● **PROBLEM TO WORK ON**
Go through the entries below and pick out every line with "name".

● **TASK DATA**
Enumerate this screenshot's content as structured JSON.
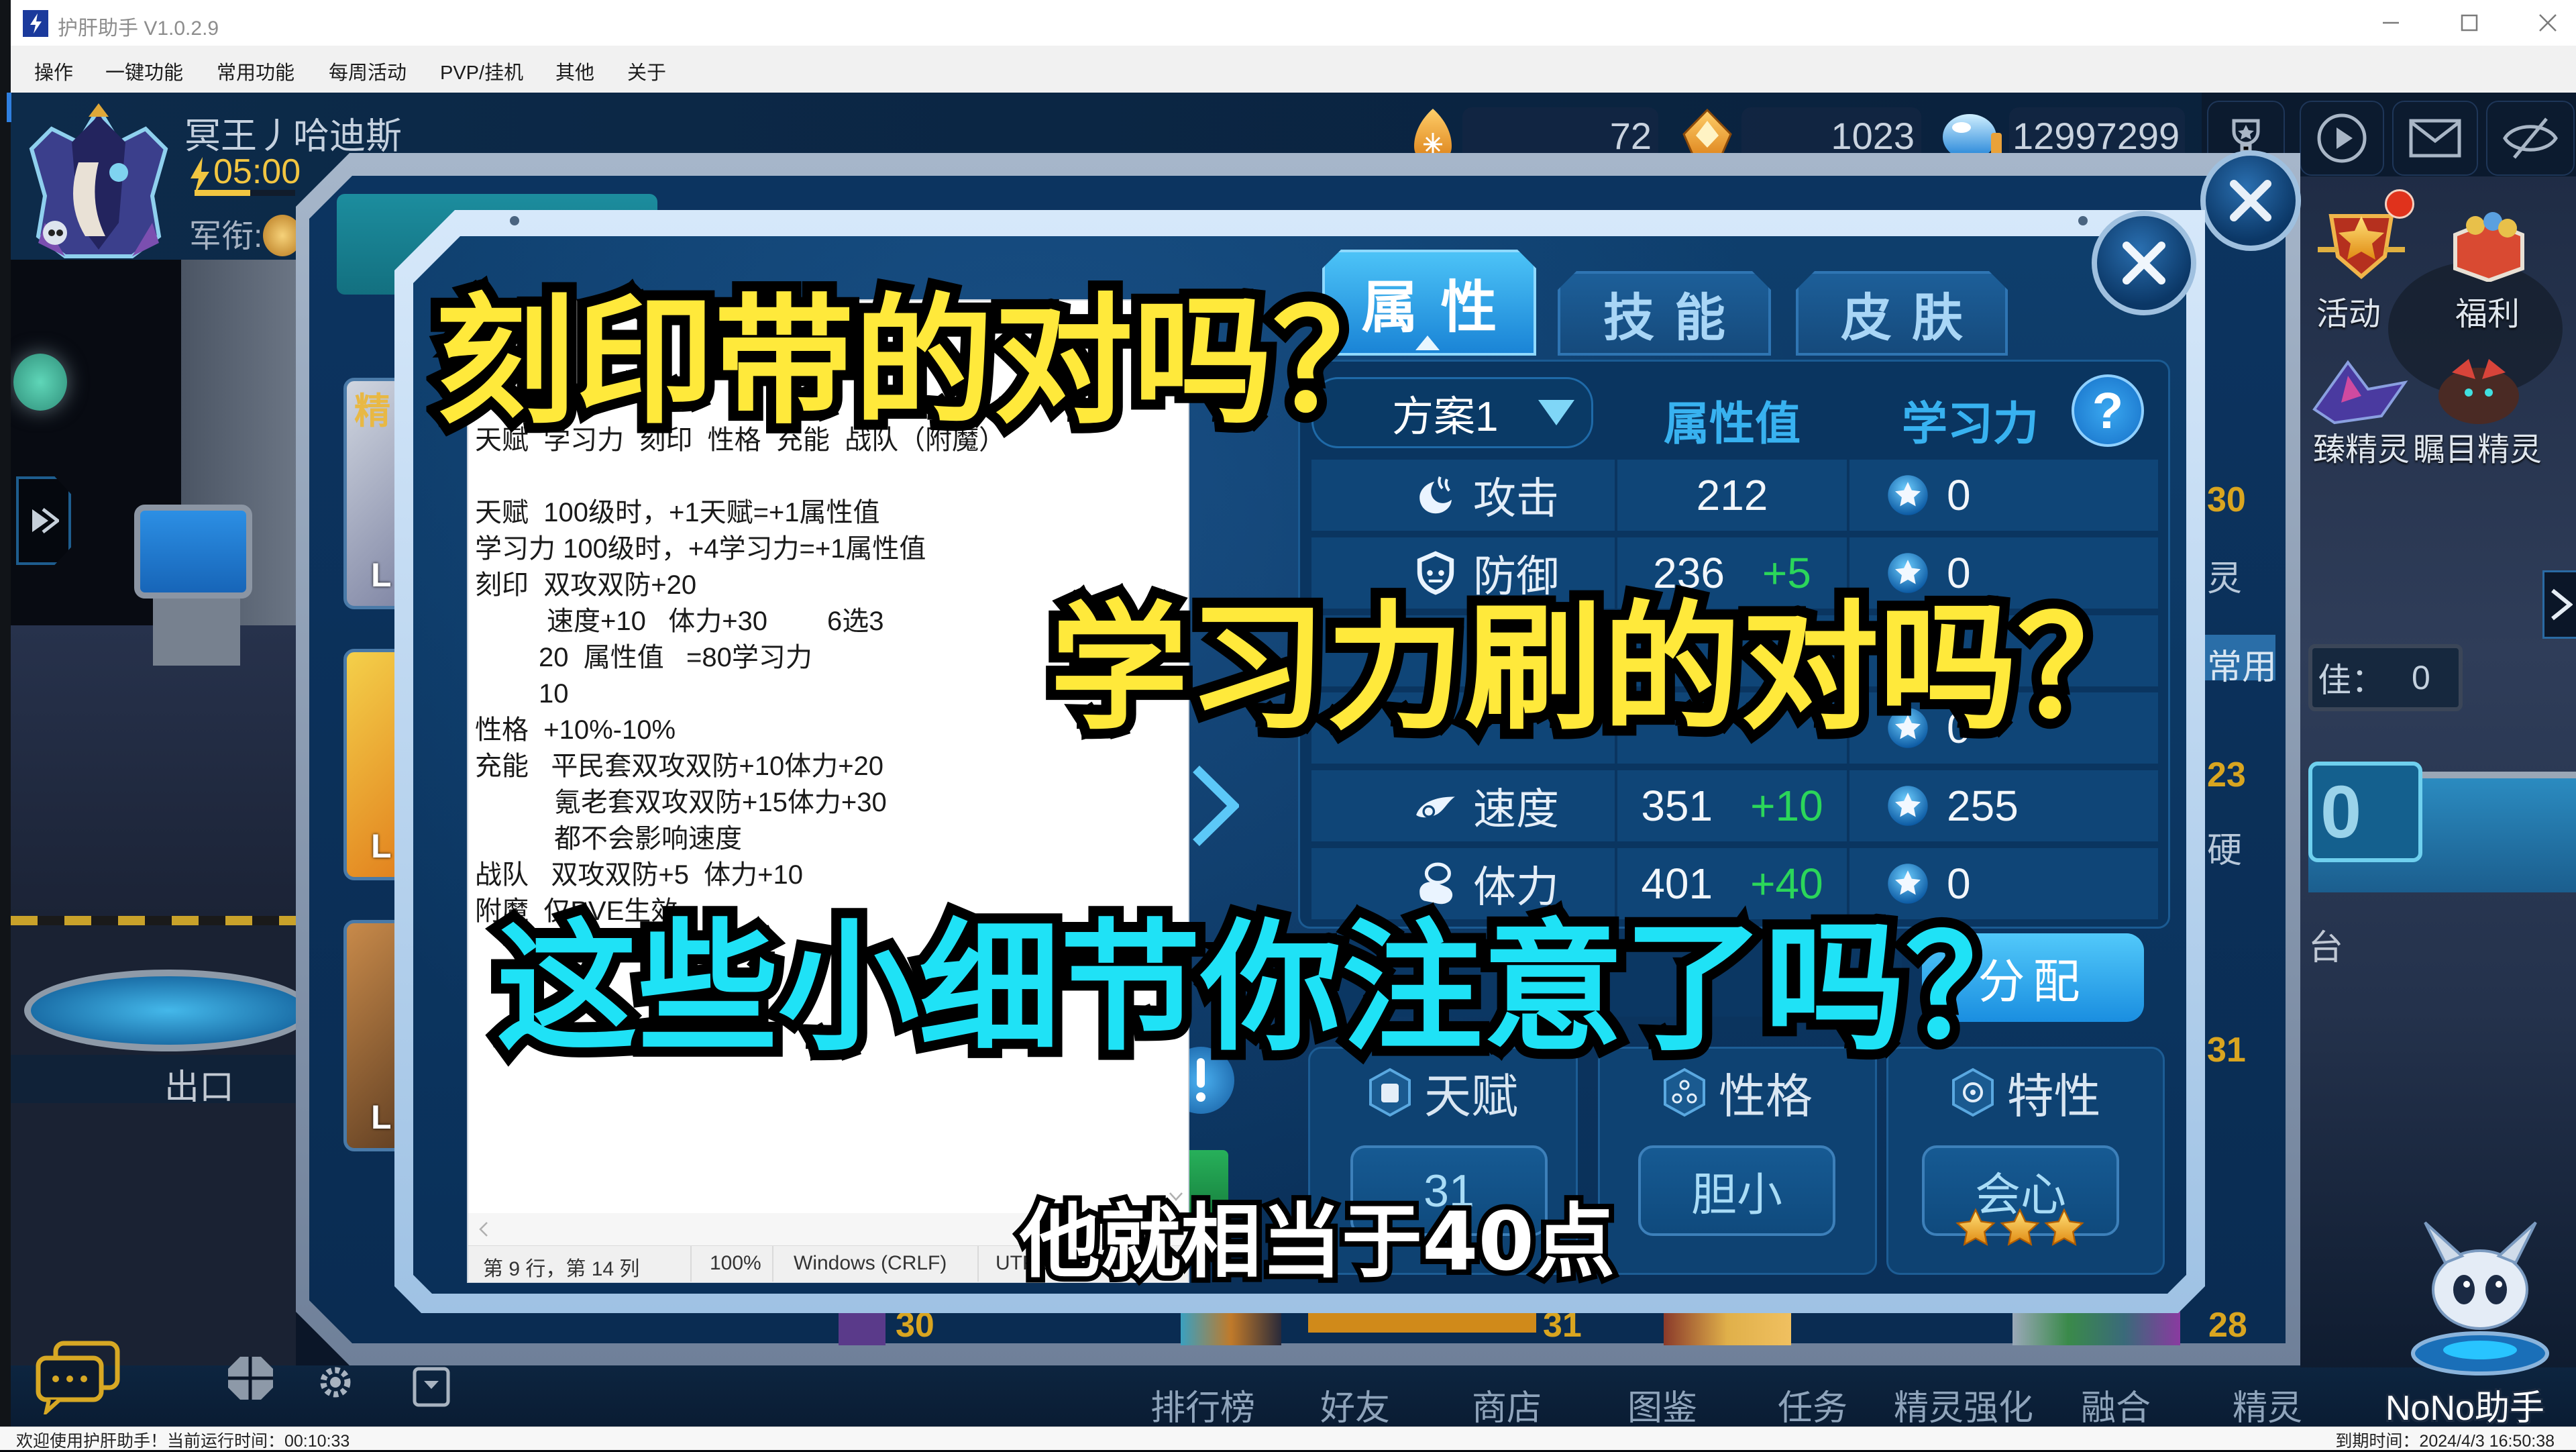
{
  "app": {
    "title": "护肝助手 V1.0.2.9"
  },
  "menu": [
    {
      "label": "操作"
    },
    {
      "label": "一键功能"
    },
    {
      "label": "常用功能"
    },
    {
      "label": "每周活动"
    },
    {
      "label": "PVP/挂机"
    },
    {
      "label": "其他"
    },
    {
      "label": "关于"
    }
  ],
  "game": {
    "player": {
      "name": "冥王丿哈迪斯",
      "energy_timer": "05:00",
      "energy_bar_fill": 0.55,
      "rank_label": "军衔:"
    },
    "resources": [
      {
        "icon": "orange-gem-icon",
        "value": "72"
      },
      {
        "icon": "gold-crystal-icon",
        "value": "1023"
      },
      {
        "icon": "blue-coin-icon",
        "value": "12997299"
      }
    ],
    "top_buttons": [
      {
        "icon": "trophy-icon"
      },
      {
        "icon": "play-icon"
      },
      {
        "icon": "mail-icon"
      },
      {
        "icon": "eye-off-icon"
      }
    ],
    "side_menu": [
      {
        "label": "活动",
        "notification": true
      },
      {
        "label": "福利",
        "notification": false
      },
      {
        "label": "臻精灵"
      },
      {
        "label": "瞩目精灵"
      }
    ],
    "scene": {
      "exit_label": "出口",
      "arena_label": "佳：",
      "arena_value": "0",
      "arena_big_value": "0",
      "platform_label": "台"
    },
    "back_panel": {
      "left_strip": {
        "tag": "精",
        "levels": [
          "L",
          "L",
          "L"
        ]
      },
      "right_strip": [
        "30",
        "灵",
        "常用",
        "23",
        "硬",
        "31"
      ],
      "bottom_numbers": [
        "30",
        "31",
        "28"
      ]
    },
    "bottom_nav": [
      {
        "label": "排行榜"
      },
      {
        "label": "好友"
      },
      {
        "label": "商店"
      },
      {
        "label": "图鉴"
      },
      {
        "label": "任务"
      },
      {
        "label": "精灵强化"
      },
      {
        "label": "融合"
      },
      {
        "label": "精灵"
      }
    ],
    "assistant_label": "NoNo助手"
  },
  "attribute_panel": {
    "tabs": [
      {
        "label": "属性",
        "active": true
      },
      {
        "label": "技能",
        "active": false
      },
      {
        "label": "皮肤",
        "active": false
      }
    ],
    "plan_select": {
      "value": "方案1"
    },
    "headers": {
      "value": "属性值",
      "learning": "学习力",
      "help": "?"
    },
    "rows": [
      {
        "name": "攻击",
        "icon": "attack-icon",
        "value": "212",
        "bonus": "",
        "learning": "0"
      },
      {
        "name": "防御",
        "icon": "defense-icon",
        "value": "236",
        "bonus": "+5",
        "learning": "0"
      },
      {
        "name": "",
        "value": "",
        "bonus": "",
        "learning": ""
      },
      {
        "name": "",
        "value": "",
        "bonus": "",
        "learning": "0"
      },
      {
        "name": "速度",
        "icon": "speed-icon",
        "value": "351",
        "bonus": "+10",
        "learning": "255"
      },
      {
        "name": "体力",
        "icon": "stamina-icon",
        "value": "401",
        "bonus": "+40",
        "learning": "0"
      }
    ],
    "distribute_button": "分配",
    "cards": [
      {
        "label": "天赋",
        "icon": "talent-icon",
        "value": "31"
      },
      {
        "label": "性格",
        "icon": "nature-icon",
        "value": "胆小"
      },
      {
        "label": "特性",
        "icon": "trait-icon",
        "value": "会心",
        "stars": 3
      }
    ]
  },
  "notepad": {
    "lines": [
      "天赋  学习力  刻印  性格  充能  战队（附魔）",
      "",
      "天赋  100级时，+1天赋=+1属性值",
      "学习力 100级时，+4学习力=+1属性值",
      "刻印  双攻双防+20",
      "速度+10   体力+30        6选3",
      "20  属性值   =80学习力",
      "10",
      "性格  +10%-10%",
      "充能   平民套双攻双防+10体力+20",
      "氪老套双攻双防+15体力+30",
      "都不会影响速度",
      "战队   双攻双防+5  体力+10",
      "附魔  仅PVE生效"
    ],
    "status": {
      "position": "第 9 行，第 14 列",
      "zoom": "100%",
      "line_ending": "Windows (CRLF)",
      "encoding": "UTF-8"
    }
  },
  "status_bar": {
    "left": "欢迎使用护肝助手！当前运行时间：00:10:33",
    "right": "到期时间：2024/4/3 16:50:38"
  },
  "captions": {
    "line1": "刻印带的对吗？",
    "line2": "学习力刷的对吗？",
    "line3": "这些小细节你注意了吗？",
    "subtitle": "他就相当于40点"
  },
  "colors": {
    "caption_yellow": "#FFE93B",
    "caption_cyan": "#1FE2F6",
    "bonus_green": "#2BD65A",
    "header_blue": "#38B2F0",
    "rank_gold": "#D9A520",
    "panel_navy": "#0D3A66"
  }
}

● **TASK ANSWER**
      "name": "冥王丿哈迪斯",
        "name": "攻击",
        "name": "防御",
        "name": "",
        "name": "",
        "name": "速度",
        "name": "体力",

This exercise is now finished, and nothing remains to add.